» **Instructions for the task**:
Take every line containing "posts" out of the records.

..............................

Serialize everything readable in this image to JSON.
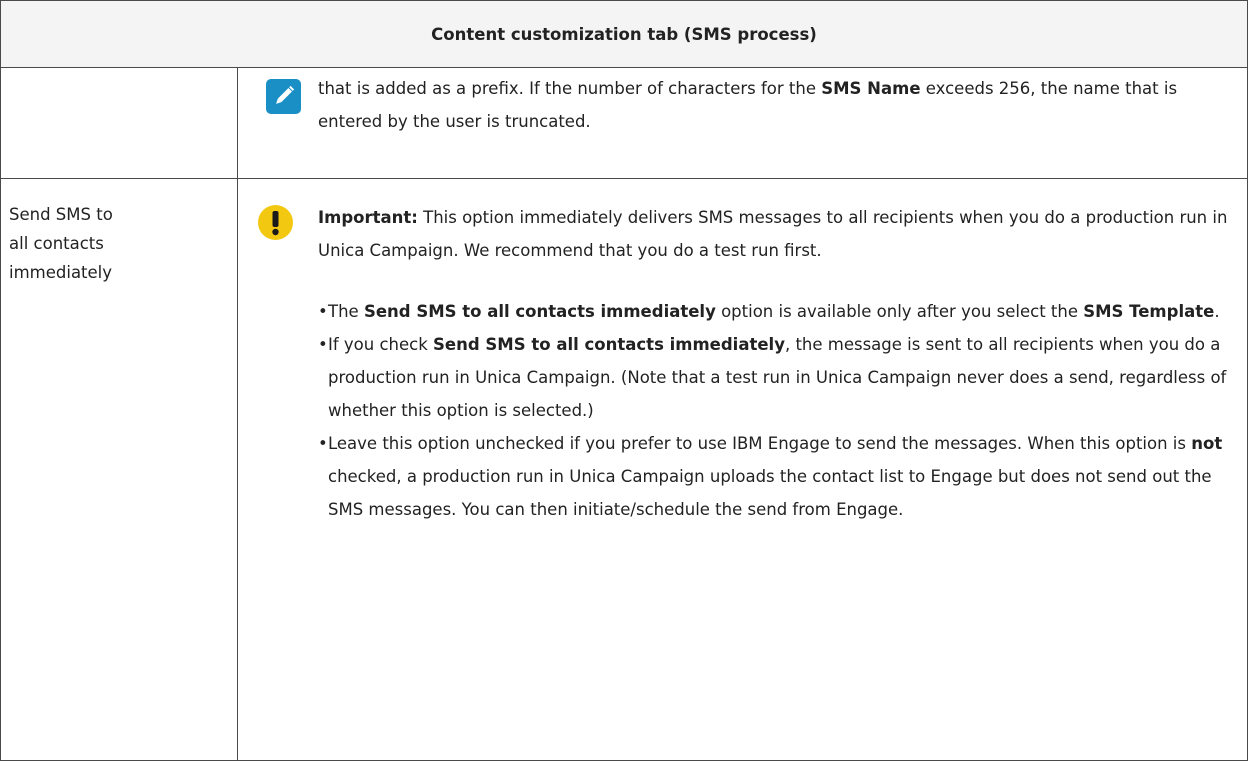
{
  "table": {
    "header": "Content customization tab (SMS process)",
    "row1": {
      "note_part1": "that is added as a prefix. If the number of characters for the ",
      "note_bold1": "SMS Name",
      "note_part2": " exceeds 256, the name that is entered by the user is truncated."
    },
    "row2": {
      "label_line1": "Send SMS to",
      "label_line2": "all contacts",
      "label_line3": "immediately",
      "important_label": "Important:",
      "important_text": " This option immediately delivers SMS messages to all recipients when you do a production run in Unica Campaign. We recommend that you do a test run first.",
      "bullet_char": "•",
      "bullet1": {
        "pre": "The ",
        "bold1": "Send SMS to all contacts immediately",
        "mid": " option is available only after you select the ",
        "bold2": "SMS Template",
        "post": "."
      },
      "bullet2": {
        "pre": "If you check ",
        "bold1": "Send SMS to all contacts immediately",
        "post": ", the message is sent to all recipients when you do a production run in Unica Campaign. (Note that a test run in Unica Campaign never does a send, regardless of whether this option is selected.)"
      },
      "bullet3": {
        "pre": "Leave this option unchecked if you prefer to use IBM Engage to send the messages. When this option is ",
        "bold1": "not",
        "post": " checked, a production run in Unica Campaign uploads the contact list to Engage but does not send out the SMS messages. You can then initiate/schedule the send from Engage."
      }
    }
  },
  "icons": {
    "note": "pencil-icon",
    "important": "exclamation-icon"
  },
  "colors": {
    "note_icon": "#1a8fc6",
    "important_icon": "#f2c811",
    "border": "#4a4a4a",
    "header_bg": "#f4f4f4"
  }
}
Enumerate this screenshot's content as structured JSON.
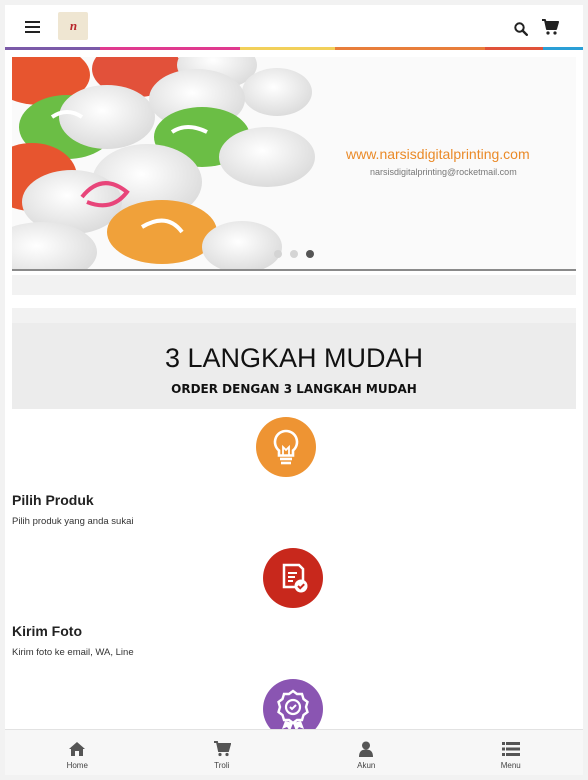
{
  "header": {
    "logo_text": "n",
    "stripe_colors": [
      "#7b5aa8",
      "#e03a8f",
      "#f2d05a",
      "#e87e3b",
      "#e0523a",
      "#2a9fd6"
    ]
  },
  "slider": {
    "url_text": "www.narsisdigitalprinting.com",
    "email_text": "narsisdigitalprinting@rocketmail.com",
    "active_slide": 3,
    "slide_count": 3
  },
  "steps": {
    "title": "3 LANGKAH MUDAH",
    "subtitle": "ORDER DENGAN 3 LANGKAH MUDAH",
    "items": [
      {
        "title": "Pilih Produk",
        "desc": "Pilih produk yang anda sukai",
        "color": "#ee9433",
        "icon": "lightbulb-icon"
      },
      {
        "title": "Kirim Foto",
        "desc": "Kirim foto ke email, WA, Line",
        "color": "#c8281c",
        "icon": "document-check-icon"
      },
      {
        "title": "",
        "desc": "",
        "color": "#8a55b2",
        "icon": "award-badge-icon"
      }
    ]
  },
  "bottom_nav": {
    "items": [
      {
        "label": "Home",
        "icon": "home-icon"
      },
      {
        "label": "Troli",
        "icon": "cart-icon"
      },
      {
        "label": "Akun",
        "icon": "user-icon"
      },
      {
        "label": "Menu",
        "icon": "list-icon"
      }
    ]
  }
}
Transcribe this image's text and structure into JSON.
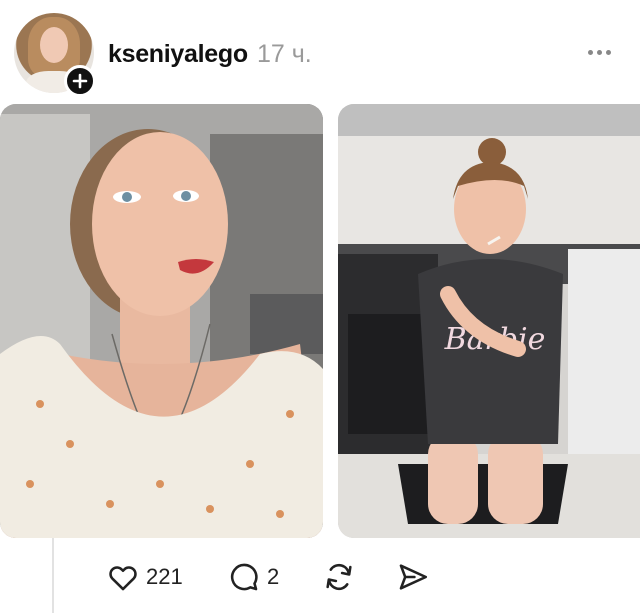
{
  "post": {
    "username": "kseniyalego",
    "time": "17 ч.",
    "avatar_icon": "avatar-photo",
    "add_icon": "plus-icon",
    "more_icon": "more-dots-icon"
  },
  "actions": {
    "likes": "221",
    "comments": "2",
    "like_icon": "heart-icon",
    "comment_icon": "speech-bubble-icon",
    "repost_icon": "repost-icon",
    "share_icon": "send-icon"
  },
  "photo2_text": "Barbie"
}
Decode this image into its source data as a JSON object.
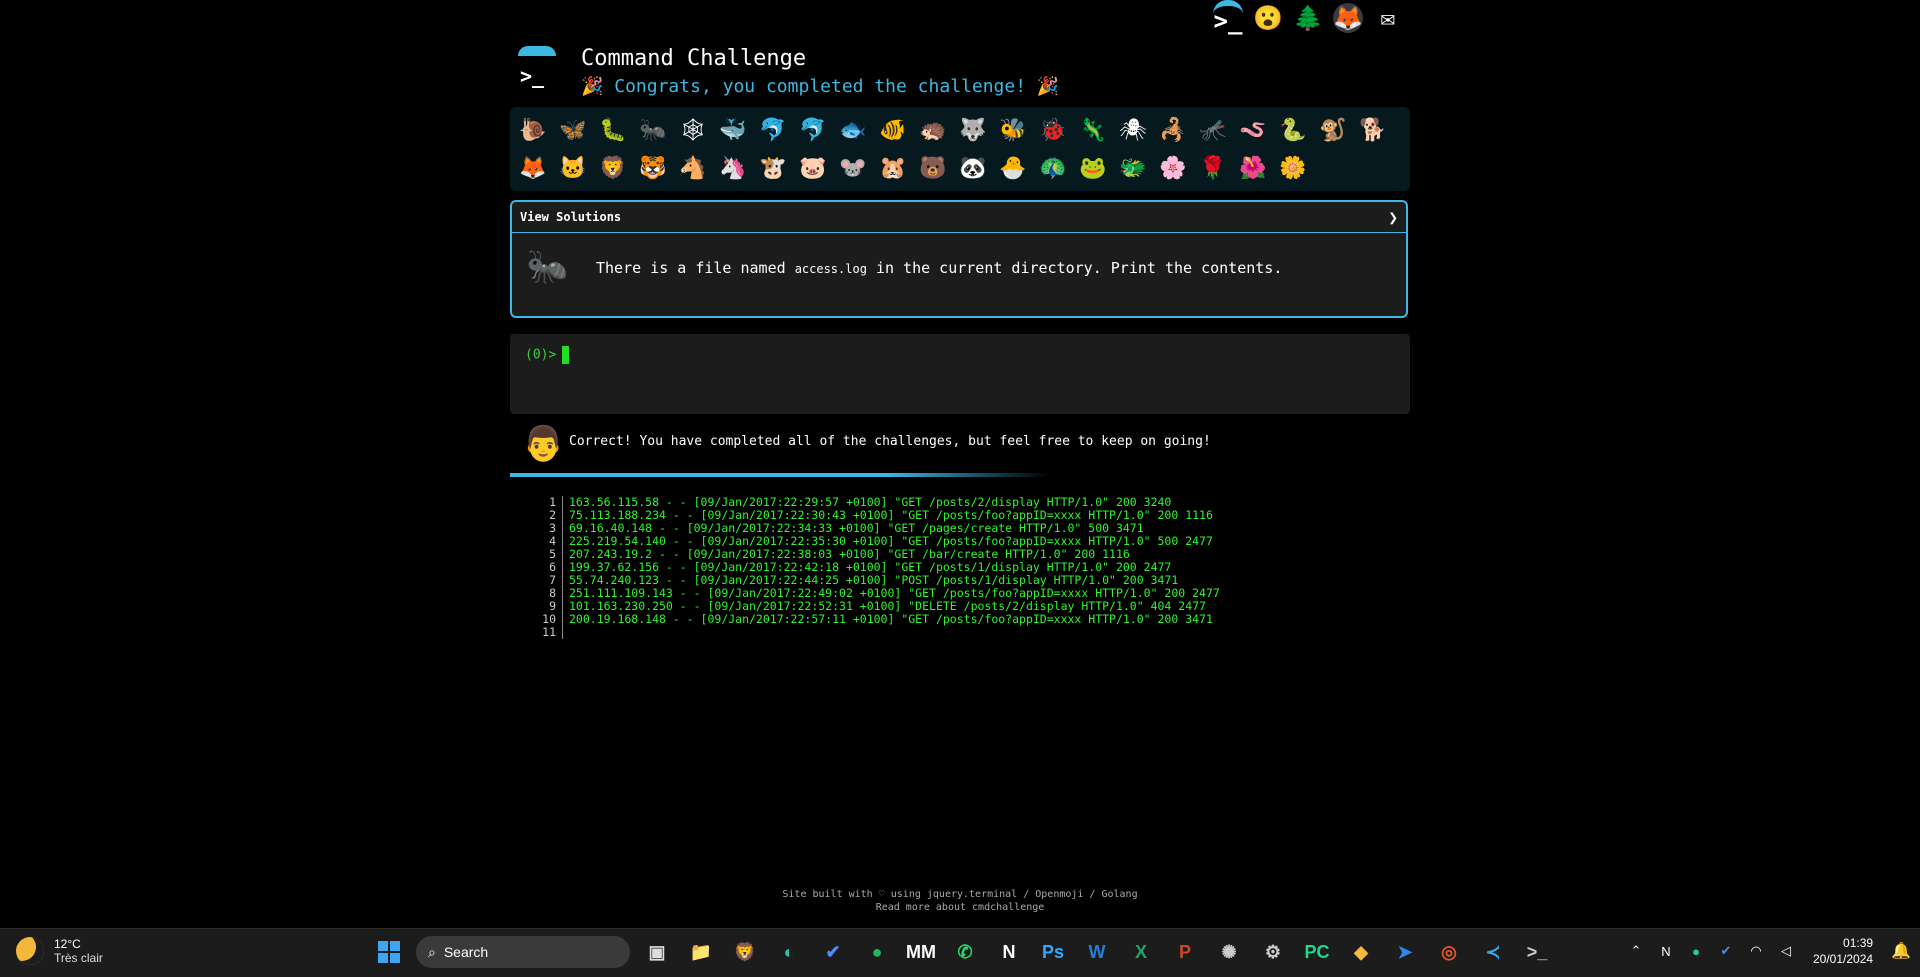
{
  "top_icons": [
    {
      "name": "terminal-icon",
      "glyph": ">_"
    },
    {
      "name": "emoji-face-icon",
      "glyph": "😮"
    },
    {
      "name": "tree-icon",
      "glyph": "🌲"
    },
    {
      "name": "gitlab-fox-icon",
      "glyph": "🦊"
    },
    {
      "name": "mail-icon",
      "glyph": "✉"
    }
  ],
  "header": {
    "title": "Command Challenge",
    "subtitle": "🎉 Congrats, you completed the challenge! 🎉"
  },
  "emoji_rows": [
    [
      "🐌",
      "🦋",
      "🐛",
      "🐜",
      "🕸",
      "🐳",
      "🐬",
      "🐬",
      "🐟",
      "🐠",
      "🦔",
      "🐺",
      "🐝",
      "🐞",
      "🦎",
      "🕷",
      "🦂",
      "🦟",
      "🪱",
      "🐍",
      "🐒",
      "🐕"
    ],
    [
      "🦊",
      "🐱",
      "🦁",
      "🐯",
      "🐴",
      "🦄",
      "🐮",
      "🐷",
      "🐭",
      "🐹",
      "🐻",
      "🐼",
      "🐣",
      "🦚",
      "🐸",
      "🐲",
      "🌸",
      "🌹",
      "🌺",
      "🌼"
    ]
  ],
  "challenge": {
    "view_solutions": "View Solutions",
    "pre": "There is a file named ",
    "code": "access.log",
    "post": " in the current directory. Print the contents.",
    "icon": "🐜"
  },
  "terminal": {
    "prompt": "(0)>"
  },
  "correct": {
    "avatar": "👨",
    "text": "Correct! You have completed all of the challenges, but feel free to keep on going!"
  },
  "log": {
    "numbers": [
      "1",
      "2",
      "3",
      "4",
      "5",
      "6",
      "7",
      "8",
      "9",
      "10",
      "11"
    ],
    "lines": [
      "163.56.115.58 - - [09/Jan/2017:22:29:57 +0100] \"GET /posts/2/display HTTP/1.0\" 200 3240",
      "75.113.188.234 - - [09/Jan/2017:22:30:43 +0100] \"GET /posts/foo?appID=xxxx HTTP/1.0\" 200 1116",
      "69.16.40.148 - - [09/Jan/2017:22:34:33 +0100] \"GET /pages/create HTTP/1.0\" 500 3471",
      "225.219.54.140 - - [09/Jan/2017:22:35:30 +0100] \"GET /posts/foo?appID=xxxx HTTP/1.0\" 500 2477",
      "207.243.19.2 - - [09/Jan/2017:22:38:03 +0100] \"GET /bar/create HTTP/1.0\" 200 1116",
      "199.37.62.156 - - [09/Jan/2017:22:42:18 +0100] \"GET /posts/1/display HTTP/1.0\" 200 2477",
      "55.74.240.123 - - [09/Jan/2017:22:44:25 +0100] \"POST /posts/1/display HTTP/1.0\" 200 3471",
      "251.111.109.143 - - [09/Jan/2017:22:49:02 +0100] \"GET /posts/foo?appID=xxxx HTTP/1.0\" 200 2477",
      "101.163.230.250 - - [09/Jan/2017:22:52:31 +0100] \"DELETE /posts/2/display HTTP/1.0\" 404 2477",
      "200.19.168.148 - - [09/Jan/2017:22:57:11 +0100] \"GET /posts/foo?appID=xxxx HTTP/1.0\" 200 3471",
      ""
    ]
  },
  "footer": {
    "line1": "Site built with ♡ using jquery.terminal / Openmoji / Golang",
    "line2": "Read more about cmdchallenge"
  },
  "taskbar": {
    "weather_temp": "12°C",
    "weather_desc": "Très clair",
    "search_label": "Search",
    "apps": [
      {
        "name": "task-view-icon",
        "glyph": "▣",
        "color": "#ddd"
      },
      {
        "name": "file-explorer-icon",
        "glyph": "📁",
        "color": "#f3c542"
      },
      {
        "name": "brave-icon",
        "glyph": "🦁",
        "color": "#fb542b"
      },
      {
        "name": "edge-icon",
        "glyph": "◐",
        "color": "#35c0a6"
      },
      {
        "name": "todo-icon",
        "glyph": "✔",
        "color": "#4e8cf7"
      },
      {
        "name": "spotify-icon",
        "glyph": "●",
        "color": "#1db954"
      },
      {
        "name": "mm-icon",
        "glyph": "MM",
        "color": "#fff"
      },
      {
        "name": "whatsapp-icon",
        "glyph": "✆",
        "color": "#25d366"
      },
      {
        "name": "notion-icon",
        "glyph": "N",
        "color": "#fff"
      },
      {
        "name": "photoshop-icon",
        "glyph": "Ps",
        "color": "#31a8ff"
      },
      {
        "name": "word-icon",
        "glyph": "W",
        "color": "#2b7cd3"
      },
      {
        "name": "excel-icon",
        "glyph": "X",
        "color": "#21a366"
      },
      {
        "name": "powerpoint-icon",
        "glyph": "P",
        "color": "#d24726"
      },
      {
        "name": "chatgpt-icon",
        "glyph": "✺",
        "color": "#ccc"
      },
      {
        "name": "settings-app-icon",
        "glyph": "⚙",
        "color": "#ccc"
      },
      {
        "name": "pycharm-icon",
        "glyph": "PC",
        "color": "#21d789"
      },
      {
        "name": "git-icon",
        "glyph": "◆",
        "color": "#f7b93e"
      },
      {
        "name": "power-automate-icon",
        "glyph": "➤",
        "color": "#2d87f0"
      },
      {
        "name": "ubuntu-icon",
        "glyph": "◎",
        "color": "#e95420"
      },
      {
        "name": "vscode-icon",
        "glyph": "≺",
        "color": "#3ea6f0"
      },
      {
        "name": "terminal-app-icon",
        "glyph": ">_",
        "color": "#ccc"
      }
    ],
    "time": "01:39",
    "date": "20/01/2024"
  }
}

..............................

» **Written response**:
      "163.56.115.58 - - [09/Jan/2017:22:29:57 +0100] \"GET /posts/2/display HTTP/1.0\" 200 3240",
      "75.113.188.234 - - [09/Jan/2017:22:30:43 +0100] \"GET /posts/foo?appID=xxxx HTTP/1.0\" 200 1116",
      "225.219.54.140 - - [09/Jan/2017:22:35:30 +0100] \"GET /posts/foo?appID=xxxx HTTP/1.0\" 500 2477",
      "199.37.62.156 - - [09/Jan/2017:22:42:18 +0100] \"GET /posts/1/display HTTP/1.0\" 200 2477",
      "55.74.240.123 - - [09/Jan/2017:22:44:25 +0100] \"POST /posts/1/display HTTP/1.0\" 200 3471",
      "251.111.109.143 - - [09/Jan/2017:22:49:02 +0100] \"GET /posts/foo?appID=xxxx HTTP/1.0\" 200 2477",
      "101.163.230.250 - - [09/Jan/2017:22:52:31 +0100] \"DELETE /posts/2/display HTTP/1.0\" 404 2477",
      "200.19.168.148 - - [09/Jan/2017:22:57:11 +0100] \"GET /posts/foo?appID=xxxx HTTP/1.0\" 200 3471",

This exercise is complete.